[Component data from apps and pages]
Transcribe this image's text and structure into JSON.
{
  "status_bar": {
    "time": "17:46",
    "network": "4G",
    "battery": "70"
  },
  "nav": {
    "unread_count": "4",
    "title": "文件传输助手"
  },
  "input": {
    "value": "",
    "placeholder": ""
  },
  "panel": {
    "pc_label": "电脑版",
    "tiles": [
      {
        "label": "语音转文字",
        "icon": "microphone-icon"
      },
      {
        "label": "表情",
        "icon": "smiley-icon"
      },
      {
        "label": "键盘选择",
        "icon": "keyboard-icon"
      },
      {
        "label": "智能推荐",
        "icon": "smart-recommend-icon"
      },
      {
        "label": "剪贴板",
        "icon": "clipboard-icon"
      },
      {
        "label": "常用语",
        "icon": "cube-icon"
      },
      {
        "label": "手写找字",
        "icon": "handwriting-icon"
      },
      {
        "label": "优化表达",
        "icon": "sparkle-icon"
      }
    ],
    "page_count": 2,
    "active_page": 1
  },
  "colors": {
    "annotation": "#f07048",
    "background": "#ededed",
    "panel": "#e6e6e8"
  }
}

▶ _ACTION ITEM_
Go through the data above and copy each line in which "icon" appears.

▶ _SOLUTION FOR THIS PROBLEM_
        "icon": "microphone-icon"
        "icon": "smiley-icon"
        "icon": "keyboard-icon"
        "icon": "smart-recommend-icon"
        "icon": "clipboard-icon"
        "icon": "cube-icon"
        "icon": "handwriting-icon"
        "icon": "sparkle-icon"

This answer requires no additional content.